KJV: For ye know how that afterward, when he would have inherited the blessing, he was rejected: for he found no place of repentance, though he sought it carefully with tears.

NKJ: For you know that afterward, when he wanted to inherit the blessing, he was rejected, for he found no place for repentance, though he sought it diligently with tears.

NLT: You know that afterward, when he wanted his father’s blessing, he was rejected. It was too late for repentance, even though he begged with bitter tears.

RSV: For you know that afterward, when he desired to inherit the blessing, he was rejected, for he found no chance to repent, though he sought it with tears.

Each of these translations gives the impression that Esau sought basic repentance. If so, this is cause for great concern, since it would teach that we may be able to turn to God with tears, truly seeking repentance, but be unable to find it. It would teach that there may be people who truly want to turn from their sin, but cannot find God’s mercy. It may teach that you could approach the throne of God requesting the gift of repentance and be turned down. It may teach there is a time in this life when it is just too late, no matter how much you desire to change. That is scary.

Seeking Repentance or Blessing?

However, there is another, and I believe, more faithful way to understand this passage. The pronoun “it” has not one but two possible antecedents. When structured like the translations I cited, the common way to read this in English is to look for the closest possibility as the referent to what Esau sought. And the closest referent to “it” is indeed “repentance.” However, the Greek language follows a different set of rules. Word order is secondary to inflection. The word “it” is a feminine pronoun, which means that the noun it modifies will be feminine too.

In this verse there are two feminine nouns: “repentance” and “blessing.” Therefore, there are two viable options here for what Esau sought with tears. It was either repentance or the blessing. Neither is necessarily preferred based on grammar and syntax, so we must look to the context of the story the author of Hebrews references. So let’s look at the story of Esau.

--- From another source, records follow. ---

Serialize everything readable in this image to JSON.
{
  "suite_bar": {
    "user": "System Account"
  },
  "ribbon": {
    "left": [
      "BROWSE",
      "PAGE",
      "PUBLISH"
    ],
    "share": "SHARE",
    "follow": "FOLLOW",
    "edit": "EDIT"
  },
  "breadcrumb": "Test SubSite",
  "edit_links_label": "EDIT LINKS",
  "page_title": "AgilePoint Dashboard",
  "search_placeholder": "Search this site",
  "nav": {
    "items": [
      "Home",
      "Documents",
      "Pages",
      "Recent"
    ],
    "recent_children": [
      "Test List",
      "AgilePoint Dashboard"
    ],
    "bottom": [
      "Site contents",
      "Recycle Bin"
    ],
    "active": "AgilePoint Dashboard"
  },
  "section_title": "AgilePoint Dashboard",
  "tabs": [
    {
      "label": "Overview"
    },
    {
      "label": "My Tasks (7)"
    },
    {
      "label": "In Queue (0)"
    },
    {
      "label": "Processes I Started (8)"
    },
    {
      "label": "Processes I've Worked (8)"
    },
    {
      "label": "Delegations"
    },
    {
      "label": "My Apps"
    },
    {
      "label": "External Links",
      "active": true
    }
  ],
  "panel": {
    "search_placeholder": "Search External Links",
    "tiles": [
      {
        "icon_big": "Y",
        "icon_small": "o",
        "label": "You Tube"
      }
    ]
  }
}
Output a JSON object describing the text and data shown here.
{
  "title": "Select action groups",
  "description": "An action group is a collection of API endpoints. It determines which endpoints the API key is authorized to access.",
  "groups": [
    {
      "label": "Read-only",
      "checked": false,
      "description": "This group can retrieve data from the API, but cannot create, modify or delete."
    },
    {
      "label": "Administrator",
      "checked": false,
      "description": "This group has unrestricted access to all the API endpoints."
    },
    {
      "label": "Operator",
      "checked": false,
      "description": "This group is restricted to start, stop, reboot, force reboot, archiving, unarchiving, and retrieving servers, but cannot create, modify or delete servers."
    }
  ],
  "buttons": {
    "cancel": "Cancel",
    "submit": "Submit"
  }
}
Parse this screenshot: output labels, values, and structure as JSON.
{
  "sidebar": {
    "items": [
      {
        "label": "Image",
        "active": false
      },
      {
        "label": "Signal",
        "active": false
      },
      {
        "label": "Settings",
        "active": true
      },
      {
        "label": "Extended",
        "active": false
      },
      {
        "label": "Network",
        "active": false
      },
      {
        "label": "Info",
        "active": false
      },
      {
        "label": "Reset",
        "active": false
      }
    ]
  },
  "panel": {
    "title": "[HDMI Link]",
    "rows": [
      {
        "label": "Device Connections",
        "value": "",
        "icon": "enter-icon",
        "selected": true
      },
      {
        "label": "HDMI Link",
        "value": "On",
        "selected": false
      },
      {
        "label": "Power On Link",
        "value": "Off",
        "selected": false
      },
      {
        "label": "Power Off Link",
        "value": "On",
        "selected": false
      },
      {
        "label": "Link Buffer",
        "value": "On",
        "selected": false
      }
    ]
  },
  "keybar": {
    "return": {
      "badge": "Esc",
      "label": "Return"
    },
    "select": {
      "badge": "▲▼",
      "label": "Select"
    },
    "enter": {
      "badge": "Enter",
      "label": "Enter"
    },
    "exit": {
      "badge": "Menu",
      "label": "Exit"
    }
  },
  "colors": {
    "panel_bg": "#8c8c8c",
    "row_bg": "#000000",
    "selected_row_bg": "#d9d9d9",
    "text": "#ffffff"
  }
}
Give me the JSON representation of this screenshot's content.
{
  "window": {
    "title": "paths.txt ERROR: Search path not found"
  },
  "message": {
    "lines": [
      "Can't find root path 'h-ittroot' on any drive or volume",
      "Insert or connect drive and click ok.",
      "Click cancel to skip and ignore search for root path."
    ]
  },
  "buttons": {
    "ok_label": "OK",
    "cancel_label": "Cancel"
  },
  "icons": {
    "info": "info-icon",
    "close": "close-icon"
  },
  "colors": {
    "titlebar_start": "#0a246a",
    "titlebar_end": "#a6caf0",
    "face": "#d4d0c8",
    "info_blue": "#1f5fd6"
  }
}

The Loss of Esau’s Blessing

When we turn back to the narrative in Genesis 27, we see Esau being tricked out of his blessing by Jacob and his mother. After Esau found out he had been tricked and that Isaac had blessed Jacob, he broke down. Notice how the story goes:

And he said, “Your brother came deceitfully and has taken away your blessing.” Then he said, “Is he not rightly named Jacob, for he has supplanted me these two times? He took away my birthright, and behold, now he has taken away my blessing.” And he said, “Have you not reserved a blessing for me?” But Isaac replied to Esau, “Behold, I have made him your master, and all his relatives I have given to him as servants; and with grain and new wine I have sustained him. Now as for you then, what can I do, my son?” Esau said to his father, “Do you have only one blessing, my father? Bless me, even me also, O my father.” So Esau lifted his voice and wept. (Genesis 27:35-38, emphasis mine)

Esau did indeed weep and repent. But what did he weep over? It was the loss of his blessing. The context in Genesis is clear. I think we must see the passage in Hebrews through the context of the original storyline. The author of Hebrews is saying that Esau sought his blessing, not repentance, with tears.

Radical Grace

The Bible teaches there is never a day before death when repentance is beyond our grasp. That is what I continued to tell the lady I spoke of earlier. Even the thief on the cross found humble repentance in his words to Jesus: “Remember me when you come into your kingdom.”

This is the wonder of our God and the gospel. God’s love makes repentance always acceptable no matter where you find yourself in life. If you seek repentance, you will find it. God’s grace is that radical.